• _PROBLEM DETAILS_
Every record below should appear in your answer, copied exactly.

• _DATA FOR PROCESSING_
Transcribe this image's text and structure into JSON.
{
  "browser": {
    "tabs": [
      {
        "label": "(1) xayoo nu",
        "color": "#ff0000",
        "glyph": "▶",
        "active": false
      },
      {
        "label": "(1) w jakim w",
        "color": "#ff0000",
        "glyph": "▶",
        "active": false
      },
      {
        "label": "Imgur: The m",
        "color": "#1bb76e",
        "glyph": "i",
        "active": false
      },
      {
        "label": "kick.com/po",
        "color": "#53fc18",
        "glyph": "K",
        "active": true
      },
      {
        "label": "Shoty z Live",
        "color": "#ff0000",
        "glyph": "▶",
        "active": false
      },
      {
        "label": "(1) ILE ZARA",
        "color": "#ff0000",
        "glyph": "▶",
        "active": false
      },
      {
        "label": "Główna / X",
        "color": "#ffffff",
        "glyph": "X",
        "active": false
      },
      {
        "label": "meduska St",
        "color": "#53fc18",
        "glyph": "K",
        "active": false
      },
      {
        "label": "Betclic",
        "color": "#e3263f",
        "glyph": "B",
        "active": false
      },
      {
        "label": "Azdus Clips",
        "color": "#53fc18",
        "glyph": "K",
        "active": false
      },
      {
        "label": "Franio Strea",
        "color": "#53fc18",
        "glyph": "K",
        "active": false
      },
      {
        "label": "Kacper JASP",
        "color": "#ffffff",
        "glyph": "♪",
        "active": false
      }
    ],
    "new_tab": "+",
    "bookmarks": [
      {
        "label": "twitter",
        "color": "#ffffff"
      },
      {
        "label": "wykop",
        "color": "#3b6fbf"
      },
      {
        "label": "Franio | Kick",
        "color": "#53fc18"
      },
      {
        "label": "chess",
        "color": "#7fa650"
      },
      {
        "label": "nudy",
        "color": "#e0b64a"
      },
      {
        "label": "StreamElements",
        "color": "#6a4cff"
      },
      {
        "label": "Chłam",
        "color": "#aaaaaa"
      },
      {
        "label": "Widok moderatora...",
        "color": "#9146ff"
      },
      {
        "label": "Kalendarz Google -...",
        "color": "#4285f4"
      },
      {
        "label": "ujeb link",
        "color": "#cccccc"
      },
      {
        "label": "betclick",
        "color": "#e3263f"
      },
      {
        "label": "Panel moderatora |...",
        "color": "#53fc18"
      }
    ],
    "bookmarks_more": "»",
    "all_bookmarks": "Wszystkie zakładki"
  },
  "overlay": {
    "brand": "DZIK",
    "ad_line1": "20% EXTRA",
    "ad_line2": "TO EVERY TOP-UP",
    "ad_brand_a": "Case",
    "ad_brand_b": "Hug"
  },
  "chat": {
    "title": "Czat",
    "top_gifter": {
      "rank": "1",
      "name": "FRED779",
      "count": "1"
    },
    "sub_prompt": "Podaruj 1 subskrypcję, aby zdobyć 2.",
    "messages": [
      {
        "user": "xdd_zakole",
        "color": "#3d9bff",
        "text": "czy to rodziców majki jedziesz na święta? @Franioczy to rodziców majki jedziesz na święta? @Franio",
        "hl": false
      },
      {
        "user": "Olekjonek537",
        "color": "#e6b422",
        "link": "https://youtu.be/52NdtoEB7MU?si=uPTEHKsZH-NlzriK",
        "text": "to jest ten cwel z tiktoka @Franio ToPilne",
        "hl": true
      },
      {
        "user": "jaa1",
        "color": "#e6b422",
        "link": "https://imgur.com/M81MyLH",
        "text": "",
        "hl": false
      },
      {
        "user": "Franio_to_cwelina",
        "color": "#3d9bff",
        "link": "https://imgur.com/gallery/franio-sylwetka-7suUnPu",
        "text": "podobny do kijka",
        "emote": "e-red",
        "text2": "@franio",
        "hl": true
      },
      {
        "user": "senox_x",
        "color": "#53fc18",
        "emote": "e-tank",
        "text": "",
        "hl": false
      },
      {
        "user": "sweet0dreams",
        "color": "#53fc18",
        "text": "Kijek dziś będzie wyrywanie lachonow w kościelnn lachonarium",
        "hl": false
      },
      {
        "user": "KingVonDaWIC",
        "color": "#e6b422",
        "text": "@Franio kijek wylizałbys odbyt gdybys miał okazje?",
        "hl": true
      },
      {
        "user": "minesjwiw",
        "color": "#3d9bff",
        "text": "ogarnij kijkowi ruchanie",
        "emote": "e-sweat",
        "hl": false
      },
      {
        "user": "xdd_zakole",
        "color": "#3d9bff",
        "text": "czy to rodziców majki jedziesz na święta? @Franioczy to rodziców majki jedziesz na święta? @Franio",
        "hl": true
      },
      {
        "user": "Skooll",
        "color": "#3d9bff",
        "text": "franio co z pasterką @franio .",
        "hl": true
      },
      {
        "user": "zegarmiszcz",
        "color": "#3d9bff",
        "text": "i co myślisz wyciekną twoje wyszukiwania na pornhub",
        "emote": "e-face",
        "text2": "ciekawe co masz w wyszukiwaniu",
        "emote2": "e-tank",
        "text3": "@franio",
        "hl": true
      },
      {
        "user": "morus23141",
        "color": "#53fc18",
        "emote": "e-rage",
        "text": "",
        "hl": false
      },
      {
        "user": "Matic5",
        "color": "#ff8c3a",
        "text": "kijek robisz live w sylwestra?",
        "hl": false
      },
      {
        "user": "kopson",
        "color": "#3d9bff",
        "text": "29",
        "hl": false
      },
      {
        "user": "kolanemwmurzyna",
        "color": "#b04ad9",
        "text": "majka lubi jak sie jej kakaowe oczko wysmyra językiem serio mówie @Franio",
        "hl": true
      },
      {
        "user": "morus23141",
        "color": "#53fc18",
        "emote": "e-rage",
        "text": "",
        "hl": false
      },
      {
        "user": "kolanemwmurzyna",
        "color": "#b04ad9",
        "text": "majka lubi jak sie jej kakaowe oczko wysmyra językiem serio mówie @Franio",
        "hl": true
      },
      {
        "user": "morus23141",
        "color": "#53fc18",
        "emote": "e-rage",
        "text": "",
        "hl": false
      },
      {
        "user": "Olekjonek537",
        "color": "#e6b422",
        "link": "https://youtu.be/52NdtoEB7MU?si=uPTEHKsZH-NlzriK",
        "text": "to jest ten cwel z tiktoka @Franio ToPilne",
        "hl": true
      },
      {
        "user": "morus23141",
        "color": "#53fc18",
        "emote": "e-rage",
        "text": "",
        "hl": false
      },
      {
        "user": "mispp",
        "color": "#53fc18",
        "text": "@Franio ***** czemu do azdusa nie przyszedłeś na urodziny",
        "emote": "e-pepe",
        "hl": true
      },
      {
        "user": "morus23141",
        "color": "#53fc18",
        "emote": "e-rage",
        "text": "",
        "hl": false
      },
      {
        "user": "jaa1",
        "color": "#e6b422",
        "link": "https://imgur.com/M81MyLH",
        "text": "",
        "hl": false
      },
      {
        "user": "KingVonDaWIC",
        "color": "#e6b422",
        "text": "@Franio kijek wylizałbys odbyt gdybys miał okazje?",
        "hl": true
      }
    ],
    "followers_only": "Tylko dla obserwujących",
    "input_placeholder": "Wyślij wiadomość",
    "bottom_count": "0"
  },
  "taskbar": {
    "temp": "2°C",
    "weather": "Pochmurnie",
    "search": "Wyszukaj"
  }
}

• _ANSWER BOX_
Transcribe this image's text and structure into JSON.
{
  "browser": {
    "tabs": [
      {
        "label": "(1) xayoo nu",
        "color": "#ff0000",
        "glyph": "▶",
        "active": false
      },
      {
        "label": "(1) w jakim w",
        "color": "#ff0000",
        "glyph": "▶",
        "active": false
      },
      {
        "label": "Imgur: The m",
        "color": "#1bb76e",
        "glyph": "i",
        "active": false
      },
      {
        "label": "kick.com/po",
        "color": "#53fc18",
        "glyph": "K",
        "active": true
      },
      {
        "label": "Shoty z Live",
        "color": "#ff0000",
        "glyph": "▶",
        "active": false
      },
      {
        "label": "(1) ILE ZARA",
        "color": "#ff0000",
        "glyph": "▶",
        "active": false
      },
      {
        "label": "Główna / X",
        "color": "#ffffff",
        "glyph": "X",
        "active": false
      },
      {
        "label": "meduska St",
        "color": "#53fc18",
        "glyph": "K",
        "active": false
      },
      {
        "label": "Betclic",
        "color": "#e3263f",
        "glyph": "B",
        "active": false
      },
      {
        "label": "Azdus Clips",
        "color": "#53fc18",
        "glyph": "K",
        "active": false
      },
      {
        "label": "Franio Strea",
        "color": "#53fc18",
        "glyph": "K",
        "active": false
      },
      {
        "label": "Kacper JASP",
        "color": "#ffffff",
        "glyph": "♪",
        "active": false
      }
    ],
    "new_tab": "+",
    "bookmarks": [
      {
        "label": "twitter",
        "color": "#ffffff"
      },
      {
        "label": "wykop",
        "color": "#3b6fbf"
      },
      {
        "label": "Franio | Kick",
        "color": "#53fc18"
      },
      {
        "label": "chess",
        "color": "#7fa650"
      },
      {
        "label": "nudy",
        "color": "#e0b64a"
      },
      {
        "label": "StreamElements",
        "color": "#6a4cff"
      },
      {
        "label": "Chłam",
        "color": "#aaaaaa"
      },
      {
        "label": "Widok moderatora...",
        "color": "#9146ff"
      },
      {
        "label": "Kalendarz Google -...",
        "color": "#4285f4"
      },
      {
        "label": "ujeb link",
        "color": "#cccccc"
      },
      {
        "label": "betclick",
        "color": "#e3263f"
      },
      {
        "label": "Panel moderatora |...",
        "color": "#53fc18"
      }
    ],
    "bookmarks_more": "»",
    "all_bookmarks": "Wszystkie zakładki"
  },
  "overlay": {
    "brand": "DZIK",
    "ad_line1": "20% EXTRA",
    "ad_line2": "TO EVERY TOP-UP",
    "ad_brand_a": "Case",
    "ad_brand_b": "Hug"
  },
  "chat": {
    "title": "Czat",
    "top_gifter": {
      "rank": "1",
      "name": "FRED779",
      "count": "1"
    },
    "sub_prompt": "Podaruj 1 subskrypcję, aby zdobyć 2.",
    "messages": [
      {
        "user": "xdd_zakole",
        "color": "#3d9bff",
        "text": "czy to rodziców majki jedziesz na święta? @Franioczy to rodziców majki jedziesz na święta? @Franio",
        "hl": false
      },
      {
        "user": "Olekjonek537",
        "color": "#e6b422",
        "link": "https://youtu.be/52NdtoEB7MU?si=uPTEHKsZH-NlzriK",
        "text": "to jest ten cwel z tiktoka @Franio ToPilne",
        "hl": true
      },
      {
        "user": "jaa1",
        "color": "#e6b422",
        "link": "https://imgur.com/M81MyLH",
        "text": "",
        "hl": false
      },
      {
        "user": "Franio_to_cwelina",
        "color": "#3d9bff",
        "link": "https://imgur.com/gallery/franio-sylwetka-7suUnPu",
        "text": "podobny do kijka",
        "emote": "e-red",
        "text2": "@franio",
        "hl": true
      },
      {
        "user": "senox_x",
        "color": "#53fc18",
        "emote": "e-tank",
        "text": "",
        "hl": false
      },
      {
        "user": "sweet0dreams",
        "color": "#53fc18",
        "text": "Kijek dziś będzie wyrywanie lachonow w kościelnn lachonarium",
        "hl": false
      },
      {
        "user": "KingVonDaWIC",
        "color": "#e6b422",
        "text": "@Franio kijek wylizałbys odbyt gdybys miał okazje?",
        "hl": true
      },
      {
        "user": "minesjwiw",
        "color": "#3d9bff",
        "text": "ogarnij kijkowi ruchanie",
        "emote": "e-sweat",
        "hl": false
      },
      {
        "user": "xdd_zakole",
        "color": "#3d9bff",
        "text": "czy to rodziców majki jedziesz na święta? @Franioczy to rodziców majki jedziesz na święta? @Franio",
        "hl": true
      },
      {
        "user": "Skooll",
        "color": "#3d9bff",
        "text": "franio co z pasterką @franio .",
        "hl": true
      },
      {
        "user": "zegarmiszcz",
        "color": "#3d9bff",
        "text": "i co myślisz wyciekną twoje wyszukiwania na pornhub",
        "emote": "e-face",
        "text2": "ciekawe co masz w wyszukiwaniu",
        "emote2": "e-tank",
        "text3": "@franio",
        "hl": true
      },
      {
        "user": "morus23141",
        "color": "#53fc18",
        "emote": "e-rage",
        "text": "",
        "hl": false
      },
      {
        "user": "Matic5",
        "color": "#ff8c3a",
        "text": "kijek robisz live w sylwestra?",
        "hl": false
      },
      {
        "user": "kopson",
        "color": "#3d9bff",
        "text": "29",
        "hl": false
      },
      {
        "user": "kolanemwmurzyna",
        "color": "#b04ad9",
        "text": "majka lubi jak sie jej kakaowe oczko wysmyra językiem serio mówie @Franio",
        "hl": true
      },
      {
        "user": "morus23141",
        "color": "#53fc18",
        "emote": "e-rage",
        "text": "",
        "hl": false
      },
      {
        "user": "kolanemwmurzyna",
        "color": "#b04ad9",
        "text": "majka lubi jak sie jej kakaowe oczko wysmyra językiem serio mówie @Franio",
        "hl": true
      },
      {
        "user": "morus23141",
        "color": "#53fc18",
        "emote": "e-rage",
        "text": "",
        "hl": false
      },
      {
        "user": "Olekjonek537",
        "color": "#e6b422",
        "link": "https://youtu.be/52NdtoEB7MU?si=uPTEHKsZH-NlzriK",
        "text": "to jest ten cwel z tiktoka @Franio ToPilne",
        "hl": true
      },
      {
        "user": "morus23141",
        "color": "#53fc18",
        "emote": "e-rage",
        "text": "",
        "hl": false
      },
      {
        "user": "mispp",
        "color": "#53fc18",
        "text": "@Franio ***** czemu do azdusa nie przyszedłeś na urodziny",
        "emote": "e-pepe",
        "hl": true
      },
      {
        "user": "morus23141",
        "color": "#53fc18",
        "emote": "e-rage",
        "text": "",
        "hl": false
      },
      {
        "user": "jaa1",
        "color": "#e6b422",
        "link": "https://imgur.com/M81MyLH",
        "text": "",
        "hl": false
      },
      {
        "user": "KingVonDaWIC",
        "color": "#e6b422",
        "text": "@Franio kijek wylizałbys odbyt gdybys miał okazje?",
        "hl": true
      }
    ],
    "followers_only": "Tylko dla obserwujących",
    "input_placeholder": "Wyślij wiadomość",
    "bottom_count": "0"
  },
  "taskbar": {
    "temp": "2°C",
    "weather": "Pochmurnie",
    "search": "Wyszukaj"
  }
}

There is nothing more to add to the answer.